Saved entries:
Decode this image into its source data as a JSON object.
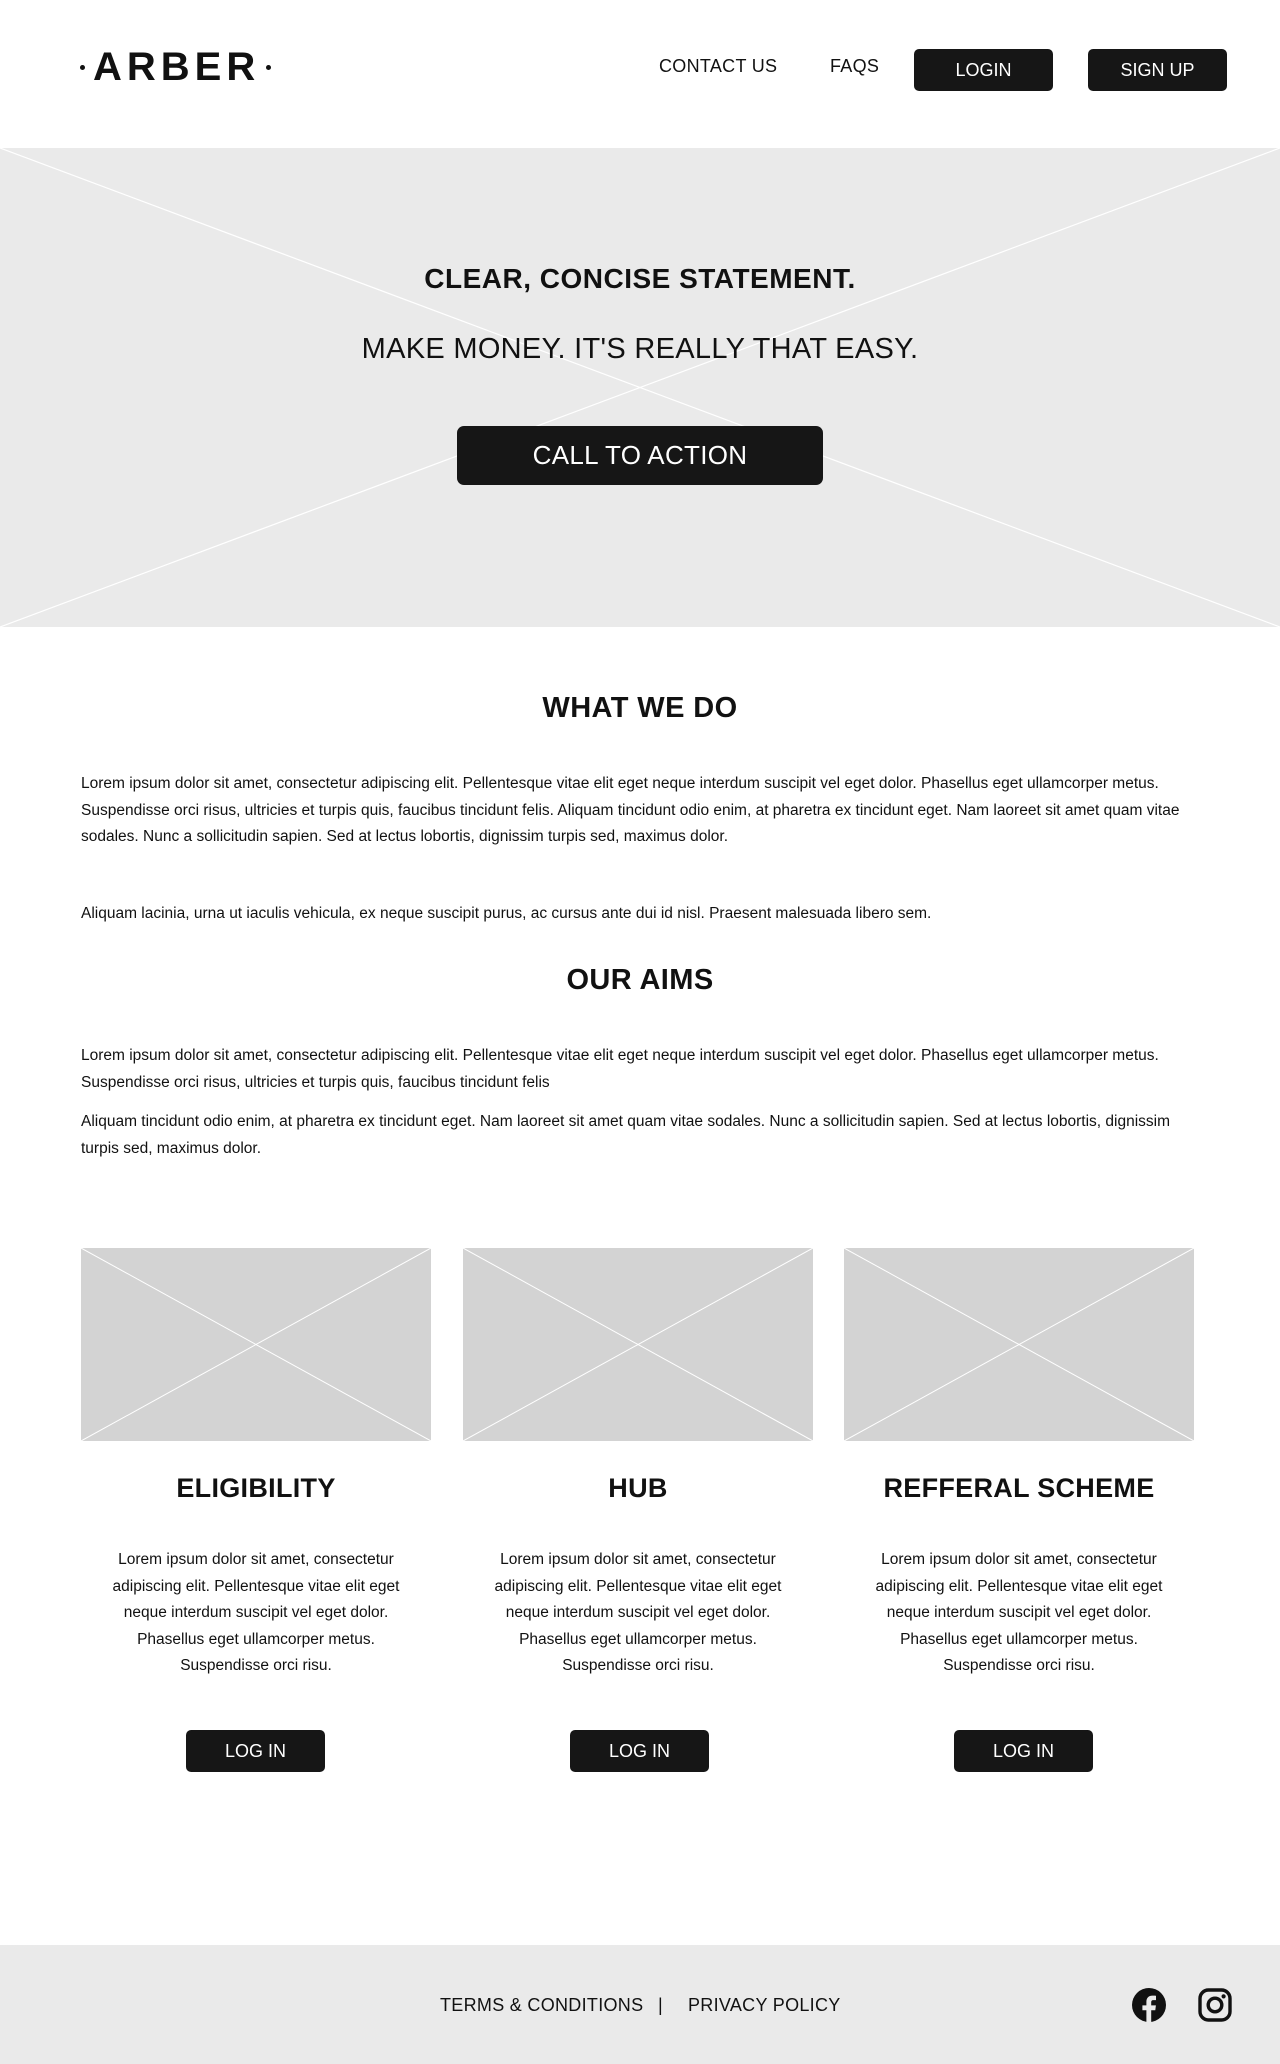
{
  "header": {
    "logo_text": "ARBER",
    "nav": {
      "contact_label": "CONTACT US",
      "faqs_label": "FAQS",
      "login_label": "LOGIN",
      "signup_label": "SIGN UP"
    }
  },
  "hero": {
    "title": "CLEAR, CONCISE STATEMENT.",
    "subtitle": "MAKE MONEY. IT'S REALLY THAT EASY.",
    "cta_label": "CALL TO ACTION"
  },
  "what_we_do": {
    "title": "WHAT WE DO",
    "paragraphs": [
      "Lorem ipsum dolor sit amet, consectetur adipiscing elit. Pellentesque vitae elit eget neque interdum suscipit vel eget dolor. Phasellus eget ullamcorper metus. Suspendisse orci risus, ultricies et turpis quis, faucibus tincidunt felis. Aliquam tincidunt odio enim, at pharetra ex tincidunt eget. Nam laoreet sit amet quam vitae sodales. Nunc a sollicitudin sapien. Sed at lectus lobortis, dignissim turpis sed, maximus dolor.",
      "Aliquam lacinia, urna ut iaculis vehicula, ex neque suscipit purus, ac cursus ante dui id nisl. Praesent malesuada libero sem."
    ]
  },
  "our_aims": {
    "title": "OUR AIMS",
    "paragraphs": [
      "Lorem ipsum dolor sit amet, consectetur adipiscing elit. Pellentesque vitae elit eget neque interdum suscipit vel eget dolor. Phasellus eget ullamcorper metus. Suspendisse orci risus, ultricies et turpis quis, faucibus tincidunt felis",
      "Aliquam tincidunt odio enim, at pharetra ex tincidunt eget. Nam laoreet sit amet quam vitae sodales. Nunc a sollicitudin sapien. Sed at lectus lobortis, dignissim turpis sed, maximus dolor."
    ]
  },
  "cards": [
    {
      "title": "ELIGIBILITY",
      "text": "Lorem ipsum dolor sit amet, consectetur adipiscing elit. Pellentesque vitae elit eget neque interdum suscipit vel eget dolor. Phasellus eget ullamcorper metus. Suspendisse orci risu.",
      "button_label": "LOG IN"
    },
    {
      "title": "HUB",
      "text": "Lorem ipsum dolor sit amet, consectetur adipiscing elit. Pellentesque vitae elit eget neque interdum suscipit vel eget dolor. Phasellus eget ullamcorper metus. Suspendisse orci risu.",
      "button_label": "LOG IN"
    },
    {
      "title": "REFFERAL SCHEME",
      "text": "Lorem ipsum dolor sit amet, consectetur adipiscing elit. Pellentesque vitae elit eget neque interdum suscipit vel eget dolor. Phasellus eget ullamcorper metus. Suspendisse orci risu.",
      "button_label": "LOG IN"
    }
  ],
  "footer": {
    "terms_label": "TERMS & CONDITIONS",
    "separator": "|",
    "privacy_label": "PRIVACY POLICY",
    "social_icons": [
      "facebook-icon",
      "instagram-icon"
    ]
  },
  "colors": {
    "dark_button": "#161616",
    "hero_bg": "#eaeaea",
    "placeholder_bg": "#d3d3d3",
    "footer_bg": "#eaeaea"
  }
}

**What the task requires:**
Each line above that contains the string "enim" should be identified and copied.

**Answer below:**
      "Lorem ipsum dolor sit amet, consectetur adipiscing elit. Pellentesque vitae elit eget neque interdum suscipit vel eget dolor. Phasellus eget ullamcorper metus. Suspendisse orci risus, ultricies et turpis quis, faucibus tincidunt felis. Aliquam tincidunt odio enim, at pharetra ex tincidunt eget. Nam laoreet sit amet quam vitae sodales. Nunc a sollicitudin sapien. Sed at lectus lobortis, dignissim turpis sed, maximus dolor.",
      "Aliquam tincidunt odio enim, at pharetra ex tincidunt eget. Nam laoreet sit amet quam vitae sodales. Nunc a sollicitudin sapien. Sed at lectus lobortis, dignissim turpis sed, maximus dolor."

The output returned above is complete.